What the exercise asks: Return all of the data verbatim, dropping any picture.

**********

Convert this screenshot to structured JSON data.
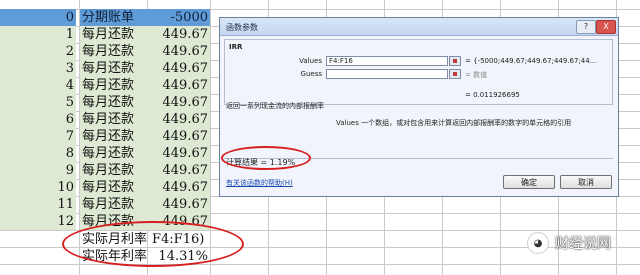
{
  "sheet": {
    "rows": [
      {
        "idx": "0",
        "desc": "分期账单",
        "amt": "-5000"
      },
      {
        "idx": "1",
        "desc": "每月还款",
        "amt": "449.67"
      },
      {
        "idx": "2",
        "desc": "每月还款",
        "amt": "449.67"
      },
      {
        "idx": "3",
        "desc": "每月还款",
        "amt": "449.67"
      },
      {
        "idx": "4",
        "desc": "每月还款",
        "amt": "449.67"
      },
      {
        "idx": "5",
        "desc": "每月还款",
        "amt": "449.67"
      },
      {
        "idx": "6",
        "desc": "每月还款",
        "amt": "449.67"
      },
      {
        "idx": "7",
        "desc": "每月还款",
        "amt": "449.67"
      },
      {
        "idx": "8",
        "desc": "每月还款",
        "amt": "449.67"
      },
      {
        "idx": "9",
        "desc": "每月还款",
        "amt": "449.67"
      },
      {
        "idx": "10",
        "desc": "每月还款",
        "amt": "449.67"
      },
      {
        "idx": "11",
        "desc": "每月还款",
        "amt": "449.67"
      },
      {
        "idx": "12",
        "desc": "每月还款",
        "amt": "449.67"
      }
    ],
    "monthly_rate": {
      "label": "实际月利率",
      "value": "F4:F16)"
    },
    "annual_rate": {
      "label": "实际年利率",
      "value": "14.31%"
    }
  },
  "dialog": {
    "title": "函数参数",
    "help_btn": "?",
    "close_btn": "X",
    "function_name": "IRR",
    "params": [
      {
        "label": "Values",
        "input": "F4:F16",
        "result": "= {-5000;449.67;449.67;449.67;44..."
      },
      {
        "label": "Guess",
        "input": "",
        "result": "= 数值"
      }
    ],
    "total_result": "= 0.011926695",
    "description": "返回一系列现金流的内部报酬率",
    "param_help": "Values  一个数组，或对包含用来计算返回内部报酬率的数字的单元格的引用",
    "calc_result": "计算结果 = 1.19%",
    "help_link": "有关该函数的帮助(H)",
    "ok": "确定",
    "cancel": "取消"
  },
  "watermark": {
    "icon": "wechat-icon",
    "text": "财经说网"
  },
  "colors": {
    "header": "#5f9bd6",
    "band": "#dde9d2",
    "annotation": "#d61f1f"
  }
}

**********

Written reply:
Convert this screenshot to structured JSON data.
{
  "sheet": {
    "rows": [
      {
        "idx": "0",
        "desc": "分期账单",
        "amt": "-5000"
      },
      {
        "idx": "1",
        "desc": "每月还款",
        "amt": "449.67"
      },
      {
        "idx": "2",
        "desc": "每月还款",
        "amt": "449.67"
      },
      {
        "idx": "3",
        "desc": "每月还款",
        "amt": "449.67"
      },
      {
        "idx": "4",
        "desc": "每月还款",
        "amt": "449.67"
      },
      {
        "idx": "5",
        "desc": "每月还款",
        "amt": "449.67"
      },
      {
        "idx": "6",
        "desc": "每月还款",
        "amt": "449.67"
      },
      {
        "idx": "7",
        "desc": "每月还款",
        "amt": "449.67"
      },
      {
        "idx": "8",
        "desc": "每月还款",
        "amt": "449.67"
      },
      {
        "idx": "9",
        "desc": "每月还款",
        "amt": "449.67"
      },
      {
        "idx": "10",
        "desc": "每月还款",
        "amt": "449.67"
      },
      {
        "idx": "11",
        "desc": "每月还款",
        "amt": "449.67"
      },
      {
        "idx": "12",
        "desc": "每月还款",
        "amt": "449.67"
      }
    ],
    "monthly_rate": {
      "label": "实际月利率",
      "value": "F4:F16)"
    },
    "annual_rate": {
      "label": "实际年利率",
      "value": "14.31%"
    }
  },
  "dialog": {
    "title": "函数参数",
    "help_btn": "?",
    "close_btn": "X",
    "function_name": "IRR",
    "params": [
      {
        "label": "Values",
        "input": "F4:F16",
        "result": "= {-5000;449.67;449.67;449.67;44..."
      },
      {
        "label": "Guess",
        "input": "",
        "result": "= 数值"
      }
    ],
    "total_result": "= 0.011926695",
    "description": "返回一系列现金流的内部报酬率",
    "param_help": "Values  一个数组，或对包含用来计算返回内部报酬率的数字的单元格的引用",
    "calc_result": "计算结果 = 1.19%",
    "help_link": "有关该函数的帮助(H)",
    "ok": "确定",
    "cancel": "取消"
  },
  "watermark": {
    "icon": "wechat-icon",
    "text": "财经说网"
  },
  "colors": {
    "header": "#5f9bd6",
    "band": "#dde9d2",
    "annotation": "#d61f1f"
  }
}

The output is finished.